Istanbul, Turkey is a magical place filled with amazing historic monuments. I just returned from my second visit and spent an afternoon exploring one of my favorites. The Blue Mosque, so-called because of the blue color of many of the tiles used to decorate its interior, is truly one of the world’s great buildings. It’s a must-see spot for any visitor to Istanbul and I recommend doing what I did, leave yourself a few hours to simply walk around and take in the space. Don’t rush through, instead, walk all around the perimeter and enjoy all the intricate artwork and how almost every square inch of the building is covered with something beautiful. Here is a guide to visiting the Blue Mosque:
The Sultan Ahmet Mosque, as it’s formally known, was built on the orders of the Ottoman Sultan Ahmet I between 1609-1617. The artistic and mathematical perfection of the building and its ability to withstand nearly 400 years of earthquakes and other conflicts is inspiring. Its continuous use as a mosque is also incredible and that spiritual energy is palpable when you walk inside.
Inside, the space is truly amazing. The main floor space is about 30,000 square feet, covered by a dome that reaches a height of 141 feet. The dome, with a diameter of 74 feet, sits on four massive pillars called the “elephant legs”. Each pillar has a diameter of 16 1/2 feet. The architecture alone is breathtaking, when you add the artwork anthe spiritual energy, it becomes almost overwhelming.
There are 250 windows and hanging chandelier-type lights. Almost every square inch of the walls is covered by amazing and beautiful Islamic artwork, gilding, and tiles. The walls along the mosque’s galleries are covered with more than 20,000 tiles, all from an area in Turkey called Iznik. Many of the tiles have blue flower motifs, and this is where the Blue Mosque got its name.
The Blue Mosque is open 365 days a year. This is an active mosque and visitors are not permitted inside during the five daily prayer times (each lasting about 90 minutes). The first call to prayer is usually at sunrise and the last at sunset. Female visitors must wear a headscarf (provided at the door) and all visitors must dress conservatively. Flash photography is not permitted and visitors should respect those who are there praying. There is no charge to enter the mosque, but donations are accepted at the exit.
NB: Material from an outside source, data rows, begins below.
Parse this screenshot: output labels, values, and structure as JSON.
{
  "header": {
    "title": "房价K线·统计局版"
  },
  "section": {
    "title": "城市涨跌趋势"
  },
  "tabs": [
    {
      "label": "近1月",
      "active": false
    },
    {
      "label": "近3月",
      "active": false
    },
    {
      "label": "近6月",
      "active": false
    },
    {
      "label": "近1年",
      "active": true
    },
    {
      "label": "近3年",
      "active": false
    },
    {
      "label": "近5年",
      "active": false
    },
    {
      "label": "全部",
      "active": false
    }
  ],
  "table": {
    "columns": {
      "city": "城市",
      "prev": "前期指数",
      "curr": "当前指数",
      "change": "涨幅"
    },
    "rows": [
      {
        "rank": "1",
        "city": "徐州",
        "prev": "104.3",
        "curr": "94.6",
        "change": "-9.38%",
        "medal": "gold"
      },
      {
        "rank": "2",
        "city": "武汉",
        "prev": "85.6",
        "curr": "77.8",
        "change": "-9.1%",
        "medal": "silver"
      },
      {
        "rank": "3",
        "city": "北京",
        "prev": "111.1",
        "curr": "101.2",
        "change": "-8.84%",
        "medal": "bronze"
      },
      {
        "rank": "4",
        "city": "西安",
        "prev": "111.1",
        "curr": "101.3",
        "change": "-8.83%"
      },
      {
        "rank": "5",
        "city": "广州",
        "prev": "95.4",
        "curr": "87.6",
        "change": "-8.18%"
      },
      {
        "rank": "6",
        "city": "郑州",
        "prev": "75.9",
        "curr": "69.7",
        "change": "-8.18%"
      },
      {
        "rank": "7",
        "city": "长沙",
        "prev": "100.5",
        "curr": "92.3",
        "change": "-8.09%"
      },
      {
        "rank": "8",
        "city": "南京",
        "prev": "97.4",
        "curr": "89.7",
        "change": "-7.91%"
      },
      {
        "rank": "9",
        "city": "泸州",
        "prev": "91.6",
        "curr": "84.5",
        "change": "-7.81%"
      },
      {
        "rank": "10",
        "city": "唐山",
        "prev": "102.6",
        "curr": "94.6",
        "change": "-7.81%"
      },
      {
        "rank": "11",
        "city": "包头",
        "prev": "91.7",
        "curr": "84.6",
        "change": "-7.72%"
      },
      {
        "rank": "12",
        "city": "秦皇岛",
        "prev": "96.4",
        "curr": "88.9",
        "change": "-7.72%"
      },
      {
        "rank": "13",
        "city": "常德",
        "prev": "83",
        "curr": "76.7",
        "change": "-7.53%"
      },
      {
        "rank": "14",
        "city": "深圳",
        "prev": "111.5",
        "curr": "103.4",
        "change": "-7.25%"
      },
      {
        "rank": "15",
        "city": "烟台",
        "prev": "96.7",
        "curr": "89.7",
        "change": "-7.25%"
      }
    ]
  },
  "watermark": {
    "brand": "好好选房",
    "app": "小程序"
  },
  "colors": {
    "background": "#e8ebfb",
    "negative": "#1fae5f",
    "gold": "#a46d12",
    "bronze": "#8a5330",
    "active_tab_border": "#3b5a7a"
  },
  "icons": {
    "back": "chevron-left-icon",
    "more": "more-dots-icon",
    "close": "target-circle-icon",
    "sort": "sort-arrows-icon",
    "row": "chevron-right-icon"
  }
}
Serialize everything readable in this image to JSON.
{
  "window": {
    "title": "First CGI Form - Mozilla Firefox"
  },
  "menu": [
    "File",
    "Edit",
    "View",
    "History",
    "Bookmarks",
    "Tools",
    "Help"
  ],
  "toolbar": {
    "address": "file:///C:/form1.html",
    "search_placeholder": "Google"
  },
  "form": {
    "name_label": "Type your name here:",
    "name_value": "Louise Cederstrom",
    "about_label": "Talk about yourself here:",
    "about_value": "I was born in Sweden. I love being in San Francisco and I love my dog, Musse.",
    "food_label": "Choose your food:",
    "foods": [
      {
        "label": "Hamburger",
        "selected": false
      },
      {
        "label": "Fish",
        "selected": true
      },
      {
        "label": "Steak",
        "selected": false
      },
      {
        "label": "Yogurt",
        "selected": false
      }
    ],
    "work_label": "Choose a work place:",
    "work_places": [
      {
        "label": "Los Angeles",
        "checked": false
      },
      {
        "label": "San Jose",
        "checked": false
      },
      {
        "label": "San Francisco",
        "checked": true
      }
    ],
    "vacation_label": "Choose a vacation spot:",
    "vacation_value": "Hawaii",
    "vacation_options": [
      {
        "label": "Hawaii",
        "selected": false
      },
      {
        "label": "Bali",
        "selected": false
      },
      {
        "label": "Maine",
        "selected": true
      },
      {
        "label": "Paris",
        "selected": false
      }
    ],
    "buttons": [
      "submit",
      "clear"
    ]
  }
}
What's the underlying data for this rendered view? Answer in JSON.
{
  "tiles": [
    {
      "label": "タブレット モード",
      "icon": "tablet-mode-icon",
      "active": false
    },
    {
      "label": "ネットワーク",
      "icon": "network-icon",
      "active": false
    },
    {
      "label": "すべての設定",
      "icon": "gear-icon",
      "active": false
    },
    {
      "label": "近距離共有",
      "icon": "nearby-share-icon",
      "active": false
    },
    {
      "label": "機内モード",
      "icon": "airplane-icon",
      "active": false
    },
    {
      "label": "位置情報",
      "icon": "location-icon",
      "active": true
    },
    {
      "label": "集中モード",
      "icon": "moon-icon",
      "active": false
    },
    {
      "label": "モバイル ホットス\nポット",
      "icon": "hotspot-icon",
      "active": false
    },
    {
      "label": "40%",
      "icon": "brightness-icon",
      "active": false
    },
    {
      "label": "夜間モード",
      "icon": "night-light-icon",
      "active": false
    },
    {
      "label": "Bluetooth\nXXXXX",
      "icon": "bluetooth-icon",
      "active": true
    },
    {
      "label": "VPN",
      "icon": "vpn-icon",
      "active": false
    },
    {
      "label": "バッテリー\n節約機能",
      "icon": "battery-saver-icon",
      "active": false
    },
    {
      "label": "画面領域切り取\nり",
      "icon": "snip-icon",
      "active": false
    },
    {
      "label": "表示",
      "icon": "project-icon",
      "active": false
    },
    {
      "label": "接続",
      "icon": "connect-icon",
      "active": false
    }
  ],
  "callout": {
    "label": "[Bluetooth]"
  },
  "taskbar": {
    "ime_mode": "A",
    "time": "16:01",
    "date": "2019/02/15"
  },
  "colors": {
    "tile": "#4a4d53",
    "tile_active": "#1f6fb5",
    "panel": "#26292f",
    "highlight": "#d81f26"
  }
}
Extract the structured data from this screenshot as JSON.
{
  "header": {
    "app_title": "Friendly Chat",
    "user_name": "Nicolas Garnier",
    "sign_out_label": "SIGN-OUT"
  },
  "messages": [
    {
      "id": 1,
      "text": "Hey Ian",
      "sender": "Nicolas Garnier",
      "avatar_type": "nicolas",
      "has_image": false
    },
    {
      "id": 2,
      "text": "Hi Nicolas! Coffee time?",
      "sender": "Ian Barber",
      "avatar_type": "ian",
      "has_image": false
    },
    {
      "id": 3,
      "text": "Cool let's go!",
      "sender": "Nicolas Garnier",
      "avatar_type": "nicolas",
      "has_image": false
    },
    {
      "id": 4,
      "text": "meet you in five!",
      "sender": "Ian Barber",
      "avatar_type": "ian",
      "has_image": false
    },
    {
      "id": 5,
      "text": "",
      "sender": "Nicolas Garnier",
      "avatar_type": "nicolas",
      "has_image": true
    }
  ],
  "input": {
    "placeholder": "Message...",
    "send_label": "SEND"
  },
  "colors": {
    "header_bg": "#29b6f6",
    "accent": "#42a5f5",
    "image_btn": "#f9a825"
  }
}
As one of the most popular tourist attractions in Istanbul, the Blue Mosque can be crowded. I recommend visiting during the week if possible, and later in the day. Another tip, be sure to walk around the mosque to see the tombs of the Sultans, in a separate complex of buildings near the mosque’s entrance.
Getting to Istanbul
Rapidly becoming a popular tourist destination from the U.S., many major air carriers serve the city. Turkish Airlines offers direct service to Istanbul from Los Angeles; Chicago; New York; Boston; Washington, D.C.; and Houston. American visitors must have a valid tourist visa, which is easily available in advance, online from the Turkish government for $20.